Assignment> Keep every character as it is and output all of the records.

+++

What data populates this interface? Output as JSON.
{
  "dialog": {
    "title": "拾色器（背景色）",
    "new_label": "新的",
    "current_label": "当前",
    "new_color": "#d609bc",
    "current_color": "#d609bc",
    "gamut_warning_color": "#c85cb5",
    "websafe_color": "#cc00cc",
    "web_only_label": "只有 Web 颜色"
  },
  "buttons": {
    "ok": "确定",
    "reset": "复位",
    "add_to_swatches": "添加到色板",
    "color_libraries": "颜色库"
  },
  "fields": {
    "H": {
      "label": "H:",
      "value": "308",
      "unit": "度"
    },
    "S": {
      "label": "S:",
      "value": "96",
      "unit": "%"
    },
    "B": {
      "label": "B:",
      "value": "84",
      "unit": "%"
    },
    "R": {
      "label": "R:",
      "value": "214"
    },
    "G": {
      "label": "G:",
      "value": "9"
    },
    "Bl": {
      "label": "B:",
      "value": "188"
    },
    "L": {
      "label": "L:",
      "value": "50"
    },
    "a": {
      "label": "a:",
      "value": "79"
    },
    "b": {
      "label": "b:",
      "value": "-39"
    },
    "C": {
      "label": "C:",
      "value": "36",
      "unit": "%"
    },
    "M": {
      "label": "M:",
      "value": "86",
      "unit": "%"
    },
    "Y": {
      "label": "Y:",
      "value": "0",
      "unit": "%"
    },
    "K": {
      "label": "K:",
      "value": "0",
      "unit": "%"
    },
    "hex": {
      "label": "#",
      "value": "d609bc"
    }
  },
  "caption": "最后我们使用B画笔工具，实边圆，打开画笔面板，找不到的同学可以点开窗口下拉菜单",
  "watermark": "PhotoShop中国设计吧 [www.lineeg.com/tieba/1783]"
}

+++

Problem solution>
What data populates this interface? Output as JSON.
{
  "dialog": {
    "title": "拾色器（背景色）",
    "new_label": "新的",
    "current_label": "当前",
    "new_color": "#d609bc",
    "current_color": "#d609bc",
    "gamut_warning_color": "#c85cb5",
    "websafe_color": "#cc00cc",
    "web_only_label": "只有 Web 颜色"
  },
  "buttons": {
    "ok": "确定",
    "reset": "复位",
    "add_to_swatches": "添加到色板",
    "color_libraries": "颜色库"
  },
  "fields": {
    "H": {
      "label": "H:",
      "value": "308",
      "unit": "度"
    },
    "S": {
      "label": "S:",
      "value": "96",
      "unit": "%"
    },
    "B": {
      "label": "B:",
      "value": "84",
      "unit": "%"
    },
    "R": {
      "label": "R:",
      "value": "214"
    },
    "G": {
      "label": "G:",
      "value": "9"
    },
    "Bl": {
      "label": "B:",
      "value": "188"
    },
    "L": {
      "label": "L:",
      "value": "50"
    },
    "a": {
      "label": "a:",
      "value": "79"
    },
    "b": {
      "label": "b:",
      "value": "-39"
    },
    "C": {
      "label": "C:",
      "value": "36",
      "unit": "%"
    },
    "M": {
      "label": "M:",
      "value": "86",
      "unit": "%"
    },
    "Y": {
      "label": "Y:",
      "value": "0",
      "unit": "%"
    },
    "K": {
      "label": "K:",
      "value": "0",
      "unit": "%"
    },
    "hex": {
      "label": "#",
      "value": "d609bc"
    }
  },
  "caption": "最后我们使用B画笔工具，实边圆，打开画笔面板，找不到的同学可以点开窗口下拉菜单",
  "watermark": "PhotoShop中国设计吧 [www.lineeg.com/tieba/1783]"
}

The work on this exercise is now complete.